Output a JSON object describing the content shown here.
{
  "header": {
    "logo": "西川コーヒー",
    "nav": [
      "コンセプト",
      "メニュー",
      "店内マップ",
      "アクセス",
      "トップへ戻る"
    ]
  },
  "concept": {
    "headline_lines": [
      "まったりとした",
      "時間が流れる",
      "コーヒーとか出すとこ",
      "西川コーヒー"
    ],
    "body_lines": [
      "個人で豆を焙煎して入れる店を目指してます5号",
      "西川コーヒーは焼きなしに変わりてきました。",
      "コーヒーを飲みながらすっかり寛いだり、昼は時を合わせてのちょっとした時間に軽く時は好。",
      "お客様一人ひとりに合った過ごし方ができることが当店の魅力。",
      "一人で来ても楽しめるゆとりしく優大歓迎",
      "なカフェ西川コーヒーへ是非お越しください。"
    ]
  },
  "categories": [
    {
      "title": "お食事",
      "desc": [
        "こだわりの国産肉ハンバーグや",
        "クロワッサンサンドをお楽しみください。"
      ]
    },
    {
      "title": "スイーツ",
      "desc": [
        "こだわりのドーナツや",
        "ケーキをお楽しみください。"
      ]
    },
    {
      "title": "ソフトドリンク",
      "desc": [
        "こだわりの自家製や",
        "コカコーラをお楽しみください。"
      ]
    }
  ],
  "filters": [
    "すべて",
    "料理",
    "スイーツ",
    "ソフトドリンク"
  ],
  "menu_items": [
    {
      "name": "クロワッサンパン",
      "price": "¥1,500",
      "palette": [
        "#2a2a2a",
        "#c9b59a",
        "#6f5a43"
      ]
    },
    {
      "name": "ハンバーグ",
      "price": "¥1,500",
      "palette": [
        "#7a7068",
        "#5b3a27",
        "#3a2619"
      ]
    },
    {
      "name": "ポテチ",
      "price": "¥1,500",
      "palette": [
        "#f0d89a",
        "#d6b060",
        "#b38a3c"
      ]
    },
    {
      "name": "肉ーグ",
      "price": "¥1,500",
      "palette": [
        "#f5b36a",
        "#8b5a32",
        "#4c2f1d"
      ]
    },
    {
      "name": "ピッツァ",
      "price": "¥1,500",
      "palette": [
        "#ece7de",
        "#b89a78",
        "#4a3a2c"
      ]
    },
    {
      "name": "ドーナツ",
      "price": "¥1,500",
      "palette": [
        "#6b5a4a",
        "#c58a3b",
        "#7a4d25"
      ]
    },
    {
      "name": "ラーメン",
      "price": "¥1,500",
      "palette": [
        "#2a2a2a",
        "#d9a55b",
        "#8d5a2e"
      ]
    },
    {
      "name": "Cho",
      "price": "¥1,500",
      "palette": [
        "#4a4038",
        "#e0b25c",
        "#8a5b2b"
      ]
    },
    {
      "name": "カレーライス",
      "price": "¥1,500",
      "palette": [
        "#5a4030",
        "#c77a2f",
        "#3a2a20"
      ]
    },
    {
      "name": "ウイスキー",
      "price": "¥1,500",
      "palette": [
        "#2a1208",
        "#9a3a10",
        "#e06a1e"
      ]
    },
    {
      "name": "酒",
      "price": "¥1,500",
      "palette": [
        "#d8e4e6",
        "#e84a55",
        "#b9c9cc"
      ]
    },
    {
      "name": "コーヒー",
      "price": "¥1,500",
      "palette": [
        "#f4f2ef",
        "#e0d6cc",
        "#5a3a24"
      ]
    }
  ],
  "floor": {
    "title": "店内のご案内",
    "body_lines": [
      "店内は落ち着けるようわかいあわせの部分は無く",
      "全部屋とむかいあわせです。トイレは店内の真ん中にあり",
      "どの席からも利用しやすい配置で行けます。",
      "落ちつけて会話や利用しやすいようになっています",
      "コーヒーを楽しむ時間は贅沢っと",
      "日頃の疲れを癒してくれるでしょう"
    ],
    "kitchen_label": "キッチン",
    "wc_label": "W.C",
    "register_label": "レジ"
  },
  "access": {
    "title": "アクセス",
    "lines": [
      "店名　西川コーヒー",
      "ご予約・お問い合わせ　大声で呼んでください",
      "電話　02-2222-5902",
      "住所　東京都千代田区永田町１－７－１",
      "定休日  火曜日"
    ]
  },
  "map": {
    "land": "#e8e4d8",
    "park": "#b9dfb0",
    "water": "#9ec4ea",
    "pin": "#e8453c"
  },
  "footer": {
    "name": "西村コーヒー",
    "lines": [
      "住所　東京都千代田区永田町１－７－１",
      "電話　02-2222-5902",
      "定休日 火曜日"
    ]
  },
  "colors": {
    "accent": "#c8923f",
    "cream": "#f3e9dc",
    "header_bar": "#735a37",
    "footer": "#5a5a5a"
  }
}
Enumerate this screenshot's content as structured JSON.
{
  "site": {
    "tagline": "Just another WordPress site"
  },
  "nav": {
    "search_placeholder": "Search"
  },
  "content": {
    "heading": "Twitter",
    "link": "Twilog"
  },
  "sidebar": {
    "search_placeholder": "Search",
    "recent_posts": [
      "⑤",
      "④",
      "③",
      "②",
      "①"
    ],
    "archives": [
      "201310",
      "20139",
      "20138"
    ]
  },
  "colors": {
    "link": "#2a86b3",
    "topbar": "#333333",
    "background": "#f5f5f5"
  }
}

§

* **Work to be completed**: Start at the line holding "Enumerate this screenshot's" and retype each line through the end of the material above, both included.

* **Finished exercise**:
Enumerate this screenshot's content as structured JSON.
{
  "site": {
    "tagline": "Just another WordPress site"
  },
  "nav": {
    "search_placeholder": "Search"
  },
  "content": {
    "heading": "Twitter",
    "link": "Twilog"
  },
  "sidebar": {
    "search_placeholder": "Search",
    "recent_posts": [
      "⑤",
      "④",
      "③",
      "②",
      "①"
    ],
    "archives": [
      "201310",
      "20139",
      "20138"
    ]
  },
  "colors": {
    "link": "#2a86b3",
    "topbar": "#333333",
    "background": "#f5f5f5"
  }
}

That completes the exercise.